ABOUT THIS TASK - Because only the count matters, report how many lines in the material hold the string "type" and nothing more.

───── TASK INPUTS

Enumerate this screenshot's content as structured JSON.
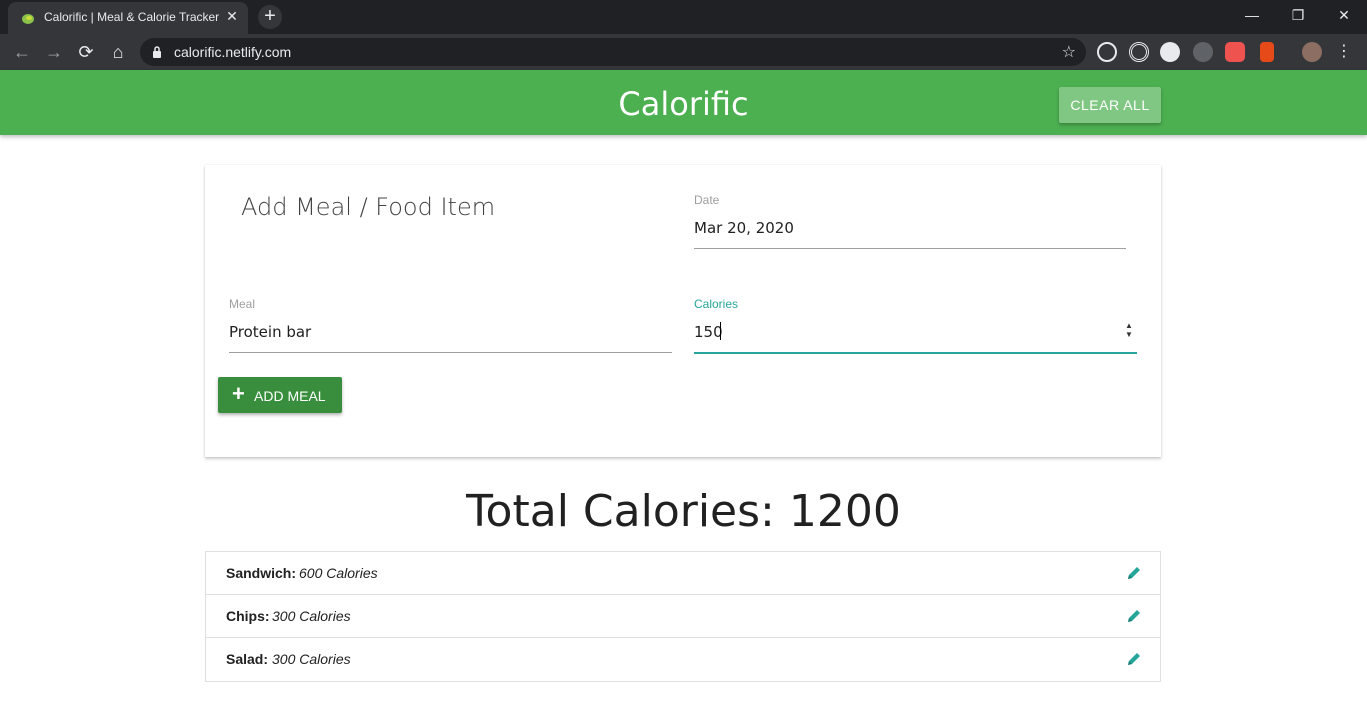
{
  "browser": {
    "tab_title": "Calorific | Meal & Calorie Tracker",
    "tab_close": "✕",
    "new_tab": "+",
    "url": "calorific.netlify.com",
    "window_controls": [
      "—",
      "❐",
      "✕"
    ],
    "nav": {
      "back": "←",
      "forward": "→",
      "reload": "⟳",
      "home": "⌂"
    },
    "star": "☆"
  },
  "header": {
    "brand": "Calorific",
    "clear_all": "CLEAR ALL"
  },
  "form": {
    "title": "Add Meal / Food Item",
    "date_label": "Date",
    "date_value": "Mar 20, 2020",
    "meal_label": "Meal",
    "meal_value": "Protein bar",
    "calories_label": "Calories",
    "calories_value": "150",
    "add_button": "ADD MEAL",
    "add_icon": "+"
  },
  "total": "Total Calories: 1200",
  "items": [
    {
      "name": "Sandwich:",
      "calories": "600 Calories"
    },
    {
      "name": "Chips:",
      "calories": "300 Calories"
    },
    {
      "name": "Salad:",
      "calories": "300 Calories"
    }
  ],
  "colors": {
    "primary": "#4caf50",
    "accent": "#26a69a",
    "button": "#388e3c"
  }
}
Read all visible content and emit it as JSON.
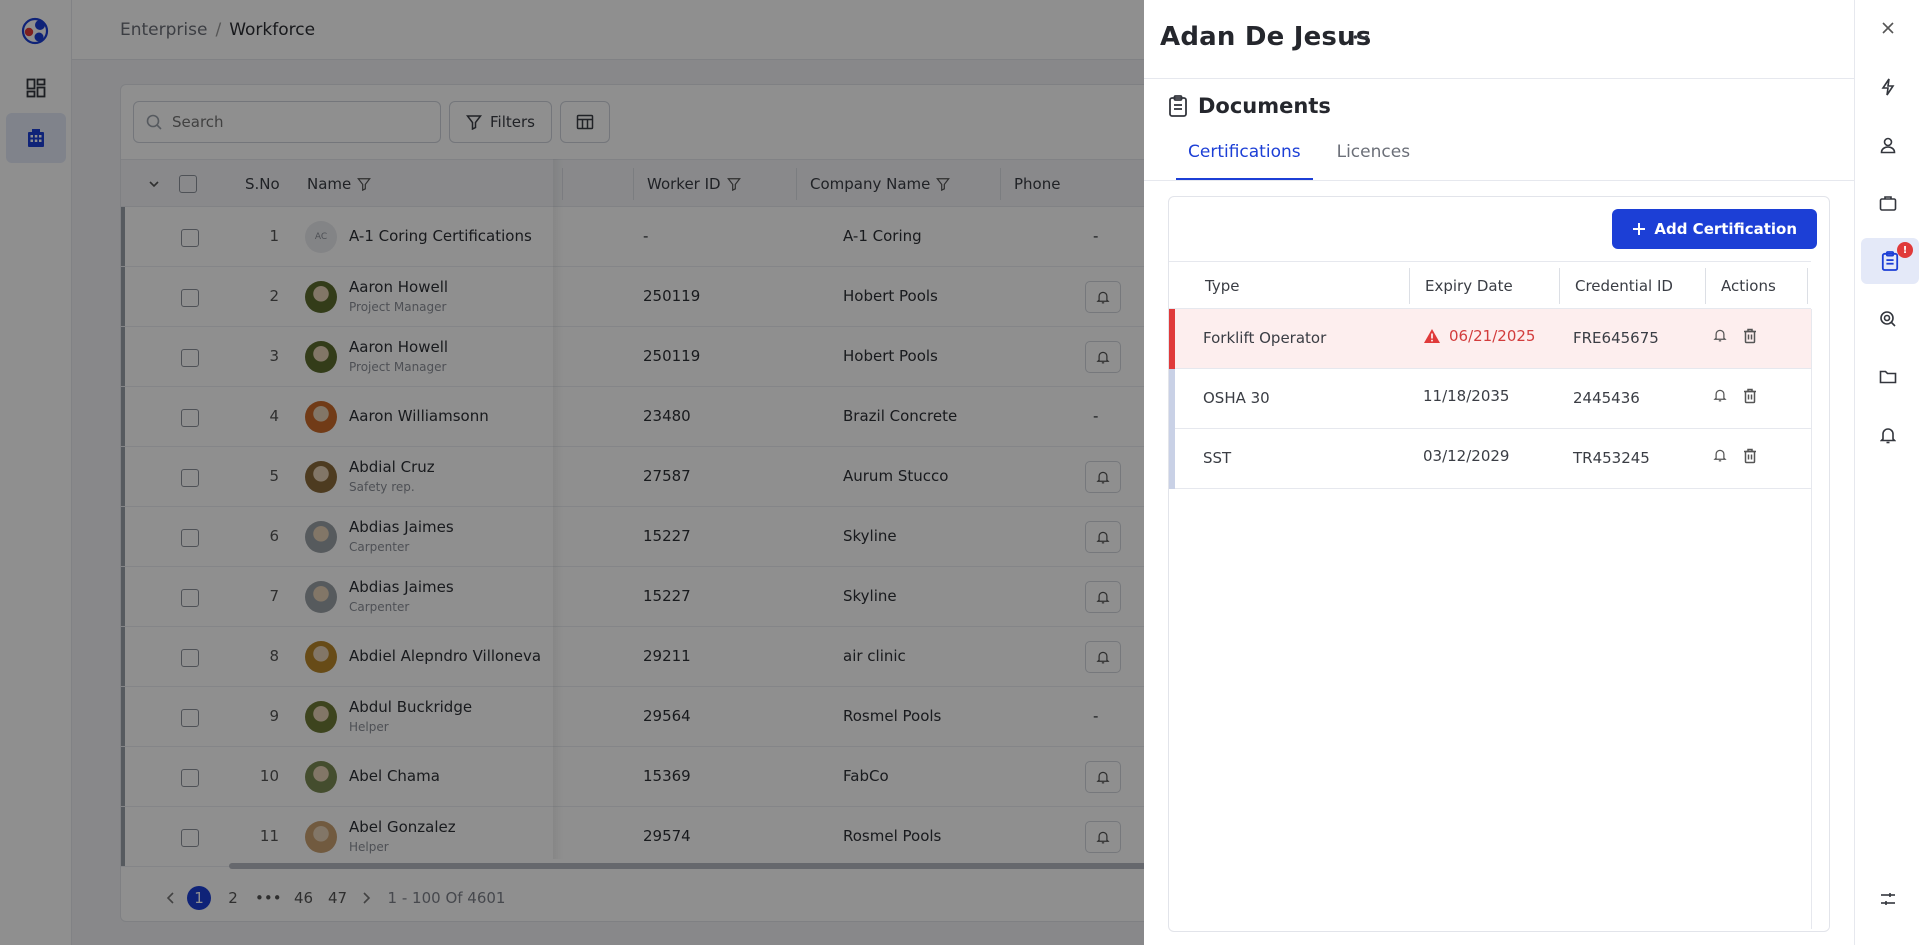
{
  "breadcrumb": {
    "root": "Enterprise",
    "separator": "/",
    "current": "Workforce"
  },
  "toolbar": {
    "search_placeholder": "Search",
    "filters_label": "Filters"
  },
  "table": {
    "columns": {
      "sno": "S.No",
      "name": "Name",
      "worker_id": "Worker ID",
      "company": "Company Name",
      "phone": "Phone"
    },
    "rows": [
      {
        "sno": "1",
        "initials": "AC",
        "name": "A-1 Coring Certifications",
        "role": "",
        "worker_id": "-",
        "company": "A-1 Coring",
        "phone": "-",
        "avatar_color": "#e9ebef"
      },
      {
        "sno": "2",
        "name": "Aaron Howell",
        "role": "Project Manager",
        "worker_id": "250119",
        "company": "Hobert Pools",
        "phone": "bell",
        "avatar_color": "#5b6b2e"
      },
      {
        "sno": "3",
        "name": "Aaron Howell",
        "role": "Project Manager",
        "worker_id": "250119",
        "company": "Hobert Pools",
        "phone": "bell",
        "avatar_color": "#5b6b2e"
      },
      {
        "sno": "4",
        "name": "Aaron Williamsonn",
        "role": "",
        "worker_id": "23480",
        "company": "Brazil Concrete",
        "phone": "-",
        "avatar_color": "#c96a2a"
      },
      {
        "sno": "5",
        "name": "Abdial Cruz",
        "role": "Safety rep.",
        "worker_id": "27587",
        "company": "Aurum Stucco",
        "phone": "bell",
        "avatar_color": "#8a6a3a"
      },
      {
        "sno": "6",
        "name": "Abdias Jaimes",
        "role": "Carpenter",
        "worker_id": "15227",
        "company": "Skyline",
        "phone": "bell",
        "avatar_color": "#9aa0a6"
      },
      {
        "sno": "7",
        "name": "Abdias Jaimes",
        "role": "Carpenter",
        "worker_id": "15227",
        "company": "Skyline",
        "phone": "bell",
        "avatar_color": "#9aa0a6"
      },
      {
        "sno": "8",
        "name": "Abdiel Alepndro Villoneva",
        "role": "",
        "worker_id": "29211",
        "company": "air clinic",
        "phone": "bell",
        "avatar_color": "#b8862a"
      },
      {
        "sno": "9",
        "name": "Abdul Buckridge",
        "role": "Helper",
        "worker_id": "29564",
        "company": "Rosmel Pools",
        "phone": "-",
        "avatar_color": "#6e7a36"
      },
      {
        "sno": "10",
        "name": "Abel Chama",
        "role": "",
        "worker_id": "15369",
        "company": "FabCo",
        "phone": "bell",
        "avatar_color": "#7a8a52"
      },
      {
        "sno": "11",
        "name": "Abel Gonzalez",
        "role": "Helper",
        "worker_id": "29574",
        "company": "Rosmel Pools",
        "phone": "bell",
        "avatar_color": "#c9a070"
      }
    ]
  },
  "pagination": {
    "pages": [
      "1",
      "2",
      "•••",
      "46",
      "47"
    ],
    "current": "1",
    "info": "1 - 100 Of 4601"
  },
  "drawer": {
    "title": "Adan De Jesus",
    "section_title": "Documents",
    "tabs": [
      "Certifications",
      "Licences"
    ],
    "active_tab": "Certifications",
    "add_button": "Add Certification",
    "columns": {
      "type": "Type",
      "expiry": "Expiry Date",
      "credential": "Credential ID",
      "actions": "Actions"
    },
    "certifications": [
      {
        "type": "Forklift Operator",
        "expiry": "06/21/2025",
        "credential": "FRE645675",
        "expired": true,
        "accent": "#e03a3a"
      },
      {
        "type": "OSHA 30",
        "expiry": "11/18/2035",
        "credential": "2445436",
        "expired": false,
        "accent": "#c9d1e6"
      },
      {
        "type": "SST",
        "expiry": "03/12/2029",
        "credential": "TR453245",
        "expired": false,
        "accent": "#c9d1e6"
      }
    ]
  },
  "right_rail": {
    "badge": "!"
  },
  "colors": {
    "accent": "#1c3fd6",
    "danger": "#e03a3a"
  }
}
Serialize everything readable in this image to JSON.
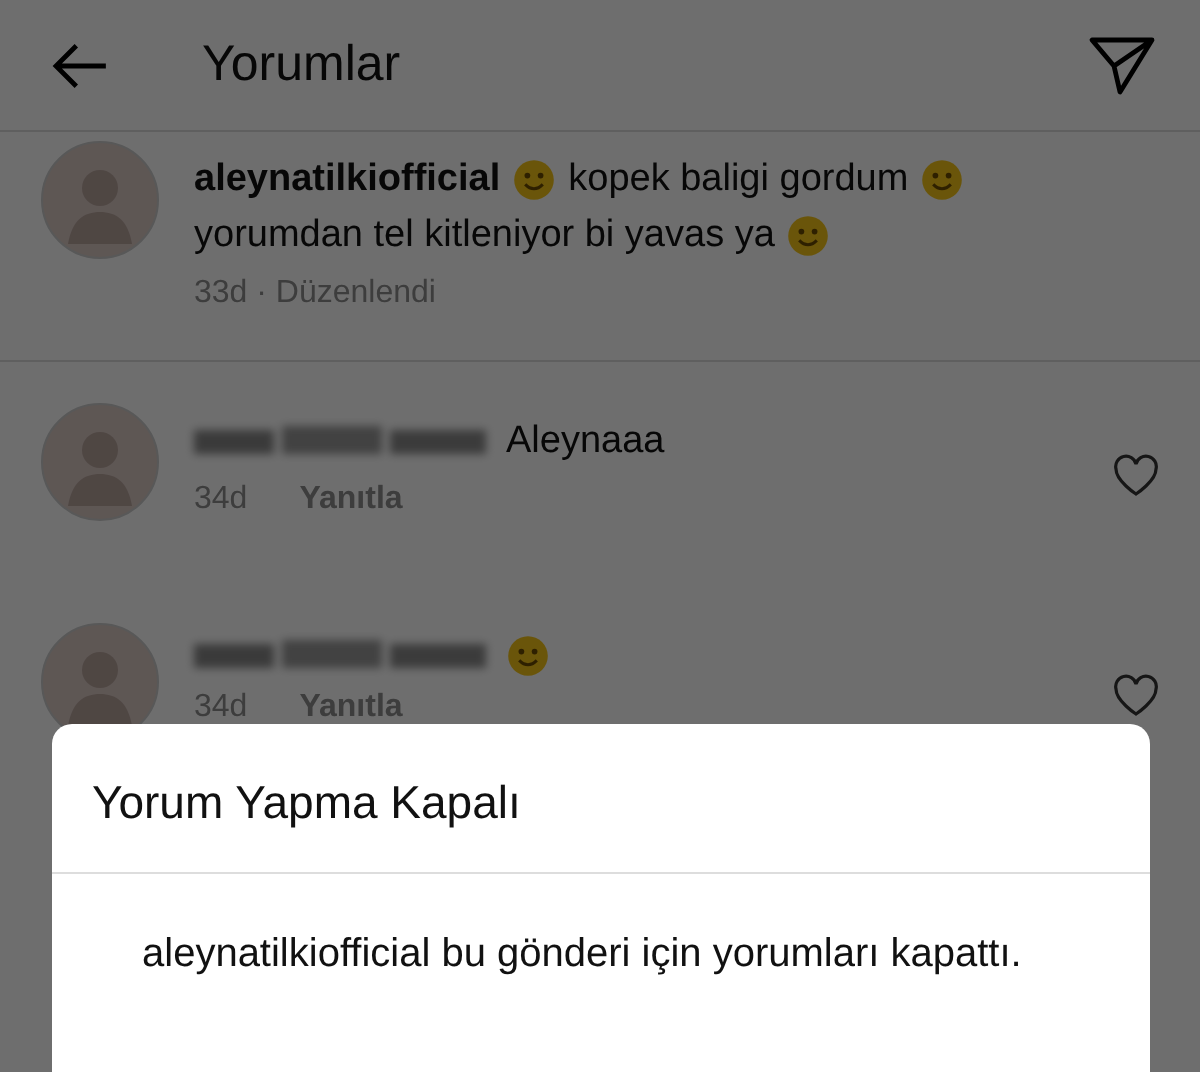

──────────

REPLY - 4